Author: jd

Joseph Duemer is Professor of Literature Emeritus at Clarkson University in northern New York state. His most recent book of poems is Magical Thinking from Ohio State University Press. Since the mid-1990s he has spent a good deal of time in Vietnam, mostly Hanoi. He lives with his wife Carole & five terriers (four Jack Russells & one Patterdale) on the stony bank of the Raquette River in South Colton.

2 thoughts on “Student Poetry Slam”

  1. Greetings from the PRC, where I’m just starting my last rotation here. I was stimulated to visit sharpsand as I’ve just finished reading Pete Brown’s autobiography. Yeah, everyone has an autobiography now I guess. There’s far too much of ‘and then I met this person (insert name of no significance to me) who was huge on the london poetry scene and we tried to get something started but it failed’. Nonetheless he does describe the poetry and music scene from that era and in that in a very evocative way. Made me imagine being there for it and also made me think about you a bit as well. Pete says that he’s finally brought himself to be able to sing some of the Cream songs in the context of bands without a care of outdoing Jack. There’s some youtube of it that’s pretty entertaining.

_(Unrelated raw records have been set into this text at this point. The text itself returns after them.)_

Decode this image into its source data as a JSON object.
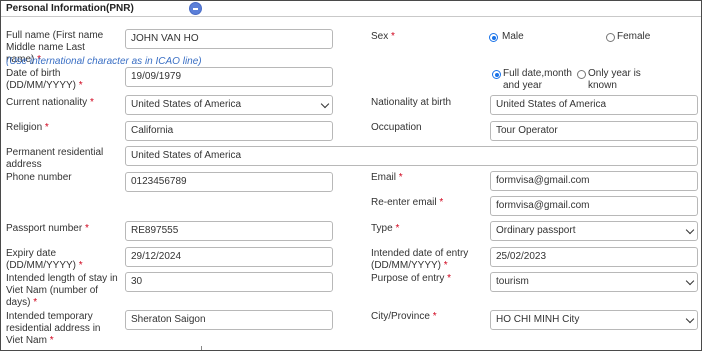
{
  "section": {
    "title": "Personal Information(PNR)"
  },
  "fields": {
    "full_name": {
      "label": "Full name (First name Middle name Last name)",
      "value": "JOHN VAN HO",
      "hint": "(Use international character as in ICAO line)"
    },
    "sex": {
      "label": "Sex",
      "options": [
        "Male",
        "Female"
      ],
      "selected": "Male"
    },
    "dob": {
      "label": "Date of birth (DD/MM/YYYY)",
      "value": "19/09/1979",
      "options": [
        "Full date,month and year",
        "Only year is known"
      ],
      "selected": "Full date,month and year"
    },
    "nationality": {
      "label": "Current nationality",
      "value": "United States of America"
    },
    "nationality_at_birth": {
      "label": "Nationality at birth",
      "value": "United States of America"
    },
    "religion": {
      "label": "Religion",
      "value": "California"
    },
    "occupation": {
      "label": "Occupation",
      "value": "Tour Operator"
    },
    "address": {
      "label": "Permanent residential address",
      "value": "United States of America"
    },
    "phone": {
      "label": "Phone number",
      "value": "0123456789"
    },
    "email": {
      "label": "Email",
      "value": "formvisa@gmail.com"
    },
    "reenter_email": {
      "label": "Re-enter email",
      "value": "formvisa@gmail.com"
    },
    "passport": {
      "label": "Passport number",
      "value": "RE897555"
    },
    "passport_type": {
      "label": "Type",
      "value": "Ordinary passport"
    },
    "expiry": {
      "label": "Expiry date (DD/MM/YYYY)",
      "value": "29/12/2024"
    },
    "entry_date": {
      "label": "Intended date of entry (DD/MM/YYYY)",
      "value": "25/02/2023"
    },
    "stay_length": {
      "label": "Intended length of stay in Viet Nam (number of days)",
      "value": "30"
    },
    "purpose": {
      "label": "Purpose of entry",
      "value": "tourism"
    },
    "temp_address": {
      "label": "Intended temporary residential address in Viet Nam",
      "value": "Sheraton Saigon"
    },
    "city": {
      "label": "City/Province",
      "value": "HO CHI MINH City"
    }
  },
  "required_mark": "*"
}
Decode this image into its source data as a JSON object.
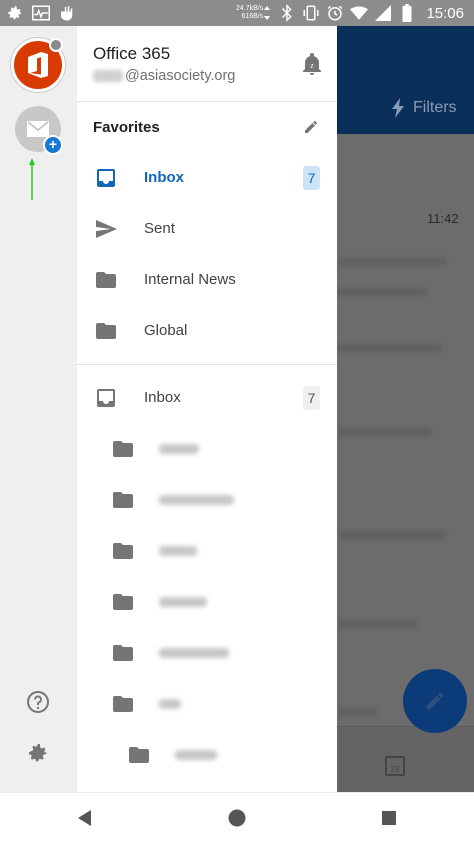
{
  "status_bar": {
    "net_speed_up": "24.7kB/s",
    "net_speed_down": "616B/s",
    "time": "15:06",
    "left_icons": [
      "settings-icon",
      "activity-icon",
      "hand-icon"
    ],
    "right_icons": [
      "bluetooth-icon",
      "vibrate-icon",
      "alarm-icon",
      "wifi-icon",
      "signal-icon",
      "battery-icon"
    ]
  },
  "account": {
    "name": "Office 365",
    "email": "@asiasociety.org"
  },
  "favorites": {
    "title": "Favorites",
    "items": [
      {
        "label": "Inbox",
        "icon": "inbox-icon",
        "badge": "7",
        "selected": true
      },
      {
        "label": "Sent",
        "icon": "send-icon"
      },
      {
        "label": "Internal News",
        "icon": "folder-icon"
      },
      {
        "label": "Global",
        "icon": "folder-icon"
      }
    ]
  },
  "folders": {
    "inbox": {
      "label": "Inbox",
      "badge": "7"
    }
  },
  "background_app": {
    "filters_label": "Filters",
    "time": "11:42",
    "calendar_day": "29"
  },
  "colors": {
    "accent": "#1466b8",
    "office_red": "#d83b01",
    "add_badge": "#1479d4",
    "arrow": "#22cc22"
  }
}
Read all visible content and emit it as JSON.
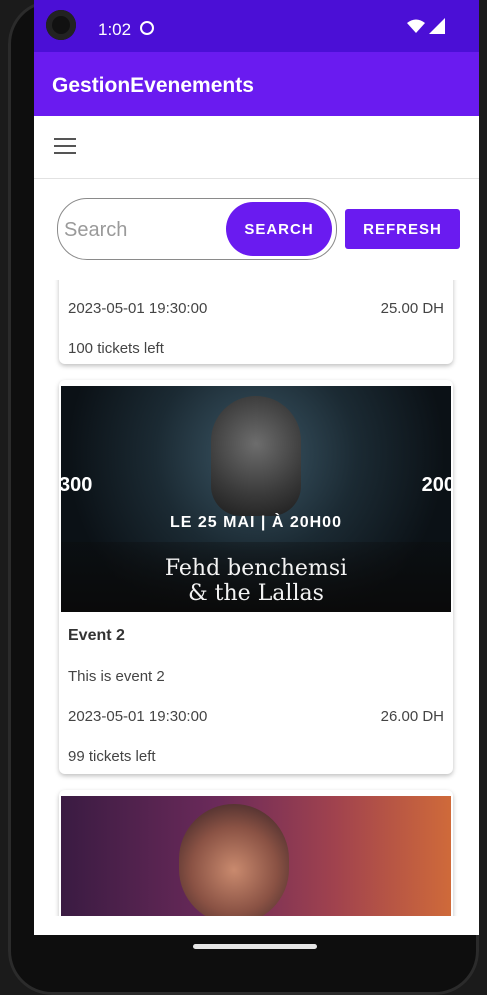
{
  "status_bar": {
    "time": "1:02"
  },
  "app": {
    "title": "GestionEvenements"
  },
  "search": {
    "placeholder": "Search",
    "value": "",
    "search_label": "SEARCH",
    "refresh_label": "REFRESH"
  },
  "events": [
    {
      "title": "",
      "description": "",
      "datetime": "2023-05-01 19:30:00",
      "price": "25.00 DH",
      "tickets": "100 tickets left"
    },
    {
      "title": "Event 2",
      "description": "This is event 2",
      "datetime": "2023-05-01 19:30:00",
      "price": "26.00 DH",
      "tickets": "99 tickets left",
      "poster": {
        "date_text": "LE 25 MAI | À 20H00",
        "name_line1": "Fehd benchemsi",
        "name_line2": "& the Lallas",
        "price_left": "300",
        "price_right": "200"
      }
    },
    {
      "title": "",
      "description": "",
      "datetime": "",
      "price": "",
      "tickets": ""
    }
  ],
  "colors": {
    "status_bar": "#4b0fd6",
    "app_bar": "#6a1bf0",
    "accent": "#6a1bf0"
  }
}
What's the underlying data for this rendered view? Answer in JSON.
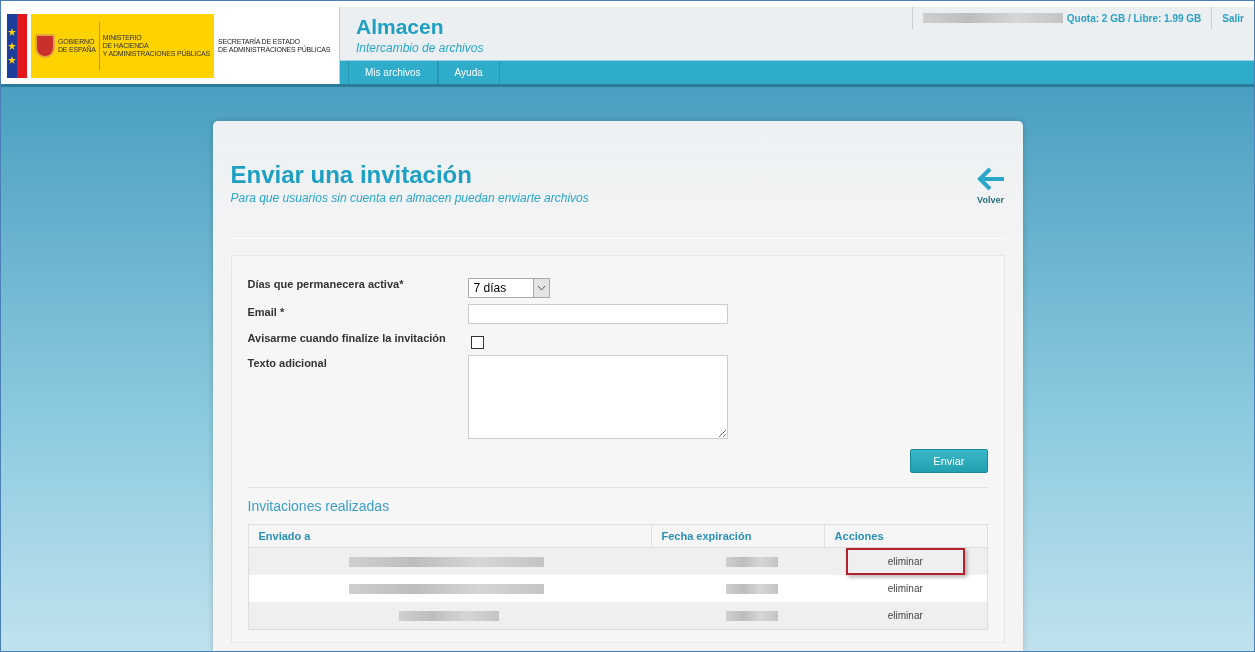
{
  "logo": {
    "lines_left": [
      "GOBIERNO",
      "DE ESPAÑA"
    ],
    "lines_mid": [
      "MINISTERIO",
      "DE HACIENDA",
      "Y ADMINISTRACIONES PÚBLICAS"
    ],
    "lines_right": [
      "SECRETARÍA DE ESTADO",
      "DE ADMINISTRACIONES PÚBLICAS"
    ]
  },
  "app": {
    "title": "Almacen",
    "subtitle": "Intercambio de archivos"
  },
  "user_bar": {
    "quota": "Quota: 2 GB / Libre: 1.99 GB",
    "logout": "Salir"
  },
  "nav": [
    {
      "label": "Mis archivos",
      "selected": false
    },
    {
      "label": "Ayuda",
      "selected": false
    }
  ],
  "page": {
    "title": "Enviar una invitación",
    "subtitle": "Para que usuarios sin cuenta en almacen puedan enviarte archivos",
    "back": "Volver"
  },
  "form": {
    "days_label": "Días que permanecera activa*",
    "days_value": "7 días",
    "email_label": "Email *",
    "notify_label": "Avisarme cuando finalize la invitación",
    "notify_checked": false,
    "text_label": "Texto adicional",
    "submit": "Enviar"
  },
  "invitations": {
    "title": "Invitaciones realizadas",
    "columns": [
      "Enviado a",
      "Fecha expiración",
      "Acciones"
    ],
    "rows": [
      {
        "action": "eliminar",
        "highlighted": true
      },
      {
        "action": "eliminar",
        "highlighted": false
      },
      {
        "action": "eliminar",
        "highlighted": false
      }
    ]
  }
}
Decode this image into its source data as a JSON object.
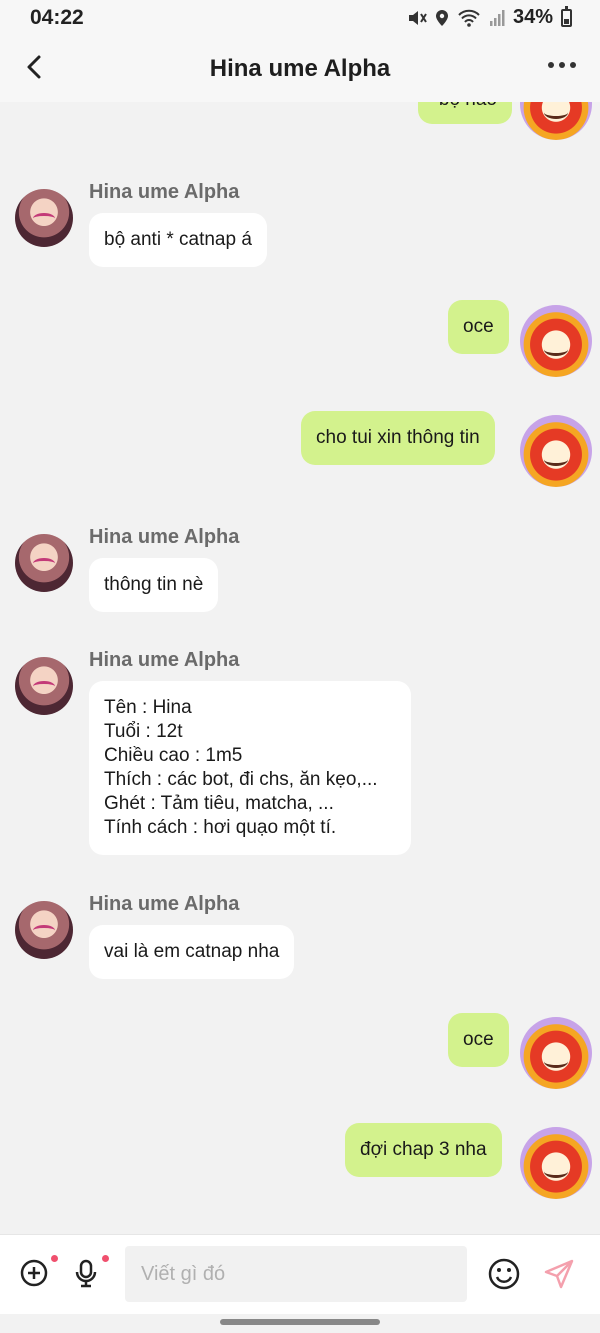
{
  "status": {
    "time": "04:22",
    "battery": "34%"
  },
  "header": {
    "title": "Hina ume Alpha"
  },
  "chat": {
    "partial_top": "bộ nào",
    "messages": [
      {
        "side": "in",
        "sender": "Hina ume Alpha",
        "text": "bộ anti * catnap á"
      },
      {
        "side": "out",
        "text": "oce"
      },
      {
        "side": "out",
        "text": "cho tui xin thông tin"
      },
      {
        "side": "in",
        "sender": "Hina ume Alpha",
        "text": "thông tin nè"
      },
      {
        "side": "in",
        "sender": "Hina ume Alpha",
        "lines": [
          "Tên : Hina",
          "Tuổi : 12t",
          "Chiều cao : 1m5",
          "Thích : các bot, đi chs, ăn kẹo,...",
          "Ghét : Tảm tiêu, matcha, ...",
          "Tính cách : hơi quạo một tí."
        ]
      },
      {
        "side": "in",
        "sender": "Hina ume Alpha",
        "text": "vai là em catnap nha"
      },
      {
        "side": "out",
        "text": "oce"
      },
      {
        "side": "out",
        "text": "đợi chap 3 nha"
      }
    ]
  },
  "input": {
    "placeholder": "Viết gì đó"
  },
  "colors": {
    "outgoing_bubble": "#d3f28d",
    "incoming_bubble": "#ffffff",
    "background": "#f2f2f2",
    "send_icon": "#f4a0ad"
  },
  "icons": [
    "back-arrow-icon",
    "more-dots-icon",
    "add-circle-icon",
    "microphone-icon",
    "emoji-icon",
    "send-icon",
    "mute-icon",
    "location-icon",
    "wifi-icon",
    "signal-icon",
    "battery-icon"
  ]
}
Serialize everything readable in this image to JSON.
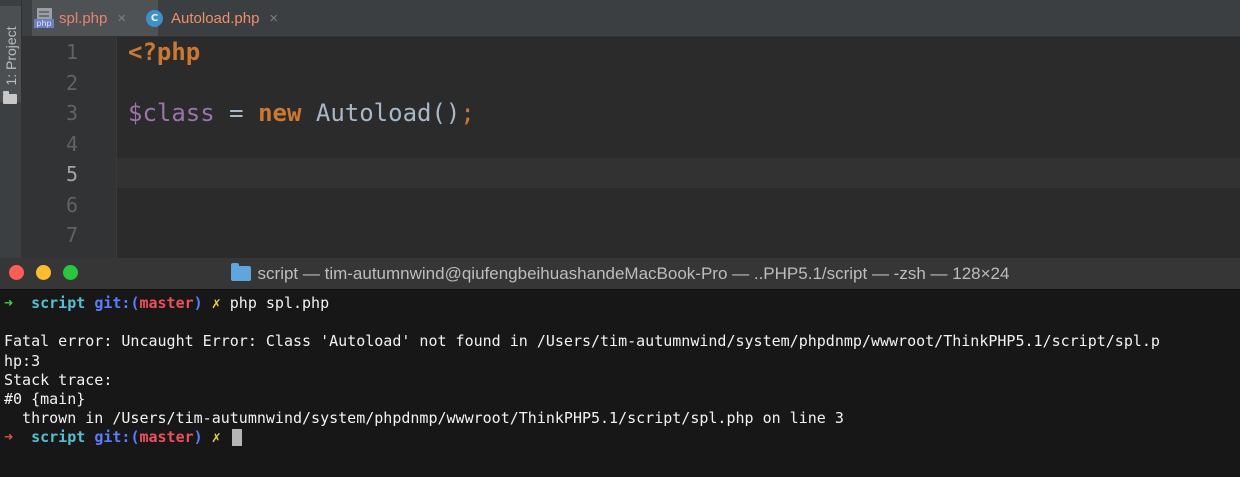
{
  "ide": {
    "project_label": "1: Project",
    "tabs": [
      {
        "label": "spl.php",
        "icon": "php-file-icon",
        "close": "×"
      },
      {
        "label": "Autoload.php",
        "icon": "class-icon",
        "icon_text": "C",
        "close": "×"
      }
    ],
    "php_icon_text": "php",
    "line_numbers": [
      "1",
      "2",
      "3",
      "4",
      "5",
      "6",
      "7"
    ],
    "current_line": "5",
    "code": {
      "line1": "<?php",
      "line3": {
        "var": "$class",
        "op": " = ",
        "kw": "new",
        "rest": " Autoload()",
        "semi": ";"
      }
    }
  },
  "terminal": {
    "title": "script — tim-autumnwind@qiufengbeihuashandeMacBook-Pro — ..PHP5.1/script — -zsh — 128×24",
    "prompt": {
      "arrow": "➜",
      "dir": "script",
      "git": "git:",
      "branch_open": "(",
      "branch": "master",
      "branch_close": ")",
      "dirty": "✗"
    },
    "command": "php spl.php",
    "output": [
      "",
      "Fatal error: Uncaught Error: Class 'Autoload' not found in /Users/tim-autumnwind/system/phpdnmp/wwwroot/ThinkPHP5.1/script/spl.p",
      "hp:3",
      "Stack trace:",
      "#0 {main}",
      "  thrown in /Users/tim-autumnwind/system/phpdnmp/wwwroot/ThinkPHP5.1/script/spl.php on line 3"
    ]
  },
  "colors": {
    "ide_bg": "#2b2b2b",
    "terminal_bg": "#171717",
    "prompt_ok": "#3ed13e",
    "prompt_err": "#e0523d",
    "php_keyword": "#cc7832",
    "php_variable": "#9876aa"
  }
}
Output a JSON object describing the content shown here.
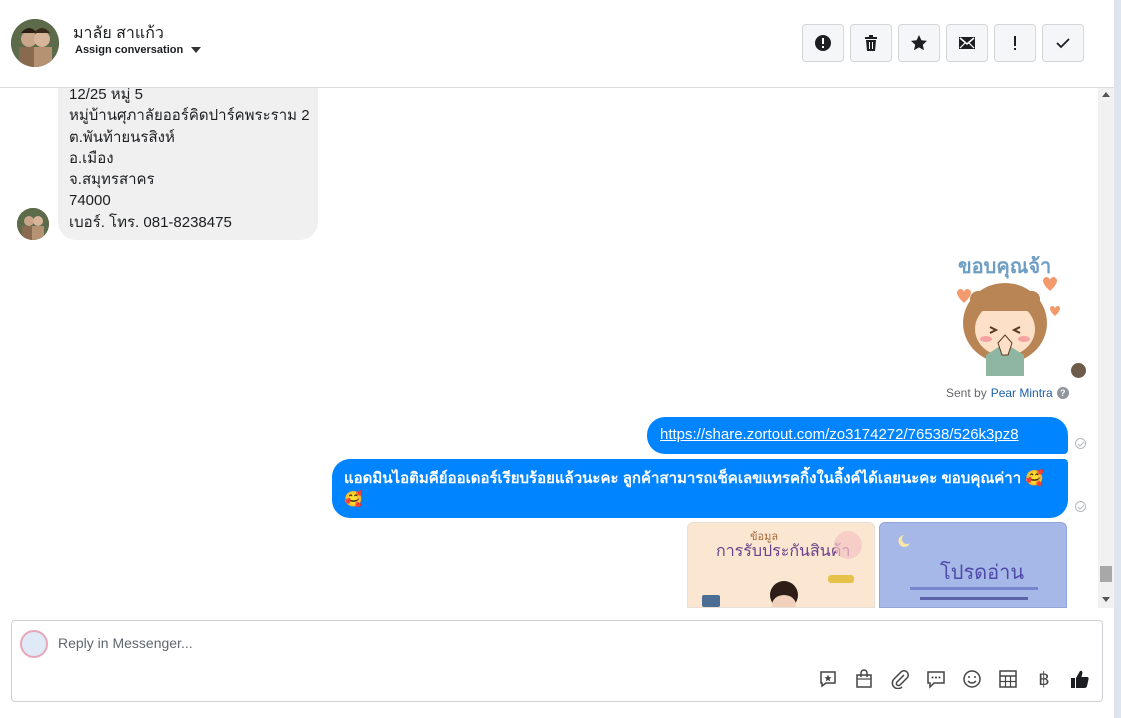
{
  "header": {
    "name": "มาลัย สาแก้ว",
    "assign_label": "Assign conversation",
    "actions": [
      "report-icon",
      "trash-icon",
      "star-icon",
      "envelope-icon",
      "exclamation-icon",
      "checkmark-icon"
    ]
  },
  "incoming_message": {
    "lines": [
      "12/25 หมู่ 5",
      "หมู่บ้านศุภาลัยออร์คิดปาร์คพระราม 2",
      "ต.พันท้ายนรสิงห์",
      "อ.เมือง",
      "จ.สมุทรสาคร",
      "74000",
      "เบอร์. โทร. 081-8238475"
    ]
  },
  "sticker": {
    "text": "ขอบคุณจ้า"
  },
  "sent_by": {
    "prefix": "Sent by",
    "name": "Pear Mintra",
    "help": "?"
  },
  "outgoing": {
    "link": "https://share.zortout.com/zo3174272/76538/526k3pz8",
    "text": "แอดมินไอติมคีย์ออเดอร์เรียบร้อยแล้วนะคะ ลูกค้าสามารถเช็คเลขแทรคกิ้งในลิ้งค์ได้เลยนะคะ ขอบคุณค่าา 🥰 🥰"
  },
  "image_cards": [
    {
      "title": "การรับประกันสินค้า",
      "subtitle": "ข้อมูล"
    },
    {
      "title": "โปรดอ่าน"
    }
  ],
  "reply": {
    "placeholder": "Reply in Messenger..."
  },
  "tools": [
    "saved-reply-icon",
    "shopping-bag-icon",
    "paperclip-icon",
    "chat-bubble-icon",
    "emoji-icon",
    "table-icon",
    "baht-icon",
    "thumbs-up-icon"
  ],
  "colors": {
    "brand_blue": "#0084ff",
    "incoming_bubble": "#f0f0f0"
  }
}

  2. Sam, don’t know that autobiography, but you’re right everybody gets their book these days. What’s interesting to me is the endless multiplicity of “scenes” each one believing itself the center of the poetry universe or music universe or whatever universe — if only people would notice us! Now that I’m getting old I just think that what makes any scene real or authentic is how wholeheartedly the participants go at it.

Comments are closed.